Day By Day

Thursday, September 04, 2008


I don't usually pay much attention to the polls [disclosure: years ago I used to design and conduct social surveys in the Philadelphia area, and unless I can check the crosstabs I'm not very interested] but sometimes they can add some understanding to what we see played out on our TV screens.

So what's the situation now?

Two tracking polls have Obama ahead by a substantial amount.

Gallup, tracking after the Republican convention started, but before "The speech", has Obama ahead by a whopping seven points, 49% to 42%. This is essentially unchanged since the Democrats got their election bounce. On the 26th of last month Obama jumped out to a six-point advantage and has since then held a 6-8 point advantage in every subsequent poll. Tomorrow we will see the first small indications of how much difference Palin's speech has made.

Rasmussen has Obama ahead by a smaller, but still comfortable, five point margin, 50% to 45%. Here the breakout date was the the 29th of last month when Obama broke a tie and jumped out to a four-point margin. Since then he (and this is the important point) his numbers have hovered around 50%. If he holds that level of popularity he will not lose.

Now you can see why McCain felt that he had to shake up the race. He and Obama seem to have settled into a rut that would lead to a Democratic victory in November.

Has picking Sarah made any difference?
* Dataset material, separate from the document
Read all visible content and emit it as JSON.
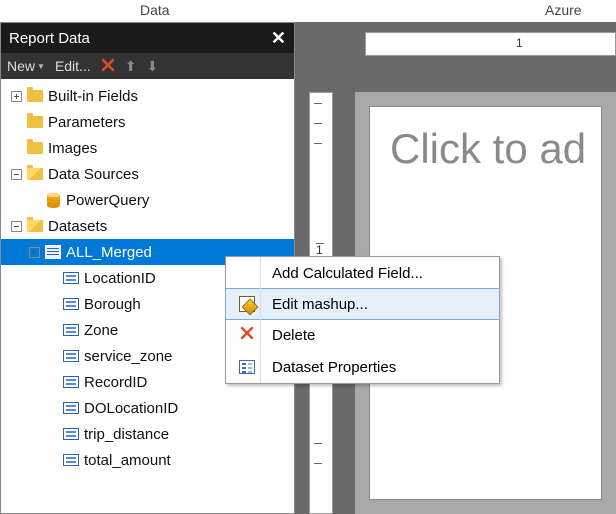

It's too soon to tell.

A Democracy Corps poll, released today, showed Obama beating McCain by six points, 49% to 43%. [This is a Democrat campaign poll and therefore suspect. It was probably released to counter the effect of the CBS News poll discussed below.]

There is also a CBS News poll released today that has the race in a dead heat; both candidates at 42%. Like the Democracy Corps poll it was taken after Sarah Palin's choice was announced, but before her speech.
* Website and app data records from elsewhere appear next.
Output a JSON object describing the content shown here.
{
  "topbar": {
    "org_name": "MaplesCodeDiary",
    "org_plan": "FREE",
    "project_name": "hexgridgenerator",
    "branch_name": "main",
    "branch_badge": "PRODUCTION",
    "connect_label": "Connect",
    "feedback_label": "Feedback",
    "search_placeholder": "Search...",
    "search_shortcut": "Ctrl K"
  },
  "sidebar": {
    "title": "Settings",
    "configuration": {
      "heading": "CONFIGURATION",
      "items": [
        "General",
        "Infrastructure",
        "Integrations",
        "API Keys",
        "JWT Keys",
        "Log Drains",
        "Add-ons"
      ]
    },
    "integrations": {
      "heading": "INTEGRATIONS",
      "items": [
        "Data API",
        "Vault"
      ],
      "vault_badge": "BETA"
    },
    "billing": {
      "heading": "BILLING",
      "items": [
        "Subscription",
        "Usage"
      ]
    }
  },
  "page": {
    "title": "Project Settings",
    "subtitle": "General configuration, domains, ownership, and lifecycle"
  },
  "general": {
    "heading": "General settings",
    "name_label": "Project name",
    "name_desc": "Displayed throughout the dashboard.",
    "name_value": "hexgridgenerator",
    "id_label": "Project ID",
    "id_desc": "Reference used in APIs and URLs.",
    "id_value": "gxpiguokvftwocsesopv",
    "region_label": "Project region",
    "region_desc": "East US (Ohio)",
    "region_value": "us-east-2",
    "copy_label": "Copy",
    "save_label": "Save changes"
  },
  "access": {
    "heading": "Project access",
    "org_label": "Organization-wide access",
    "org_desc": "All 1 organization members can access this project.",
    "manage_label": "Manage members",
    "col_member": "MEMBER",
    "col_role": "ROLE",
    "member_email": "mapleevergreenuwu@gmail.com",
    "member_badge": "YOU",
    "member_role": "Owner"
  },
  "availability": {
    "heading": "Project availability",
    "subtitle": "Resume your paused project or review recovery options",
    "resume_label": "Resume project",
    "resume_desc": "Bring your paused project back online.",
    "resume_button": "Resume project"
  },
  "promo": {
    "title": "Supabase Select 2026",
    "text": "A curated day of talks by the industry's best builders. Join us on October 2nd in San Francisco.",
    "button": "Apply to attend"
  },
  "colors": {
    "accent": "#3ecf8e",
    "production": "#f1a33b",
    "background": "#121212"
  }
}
These two national polls pretty much illustrate the current situation -- either the choice of Palin has not changed the race or it has strongly benefited the McCain campaign. We don't know yet which and won't for two to three more days.

Preliminary results, however, suggest that Palin's choice has firmed up support among Republican women, has had little effect on male voters, and has caused independent and moderate women to move toward Obama. These results, however are very preliminary, are tainted to some extent by advocacy group participation, and have yet to be analyzed in detail [What effect, for instance did Gustav and Labor Day have on the polls?].

For a detailed numerical description of the polls and commentary on them go to

Keep your eyes on the polls for the next few days -- they'll give you some idea of how things are shaping up. The danger of the Palin pick is that she will be more of a cult figure than a plausible national candidate. Women I have talked to here in Baltimore are divided. Some like her, but most tell me that they are worried about her open religiosity. Three times today I heard the word "theocon" muttered. If that image takes root, Sarah will command an adoring following comprising about 1/4 to 1/3 of the electorate, but that is all.

Things are starting to get interesting.

Stay tuned.


Today's Rasmussen poll, one third of whose respondents were contacted after "the speech" shows a remarkable shift in opinion. Obama now leads McCain by only one percentage point, 46% to 45% [two if leaners are included] . If there is a real shift, McCain's percentages should improve over the next two days as pre-speech respondents drop out of the poll and post-speech ones are added.

The Gallup tracking poll is also out. It, too sees the race narrowing with Obama's lead slipping from seven to four percentage points. This too should continue to narrow over the next two days.

Looks like this race is once again tied.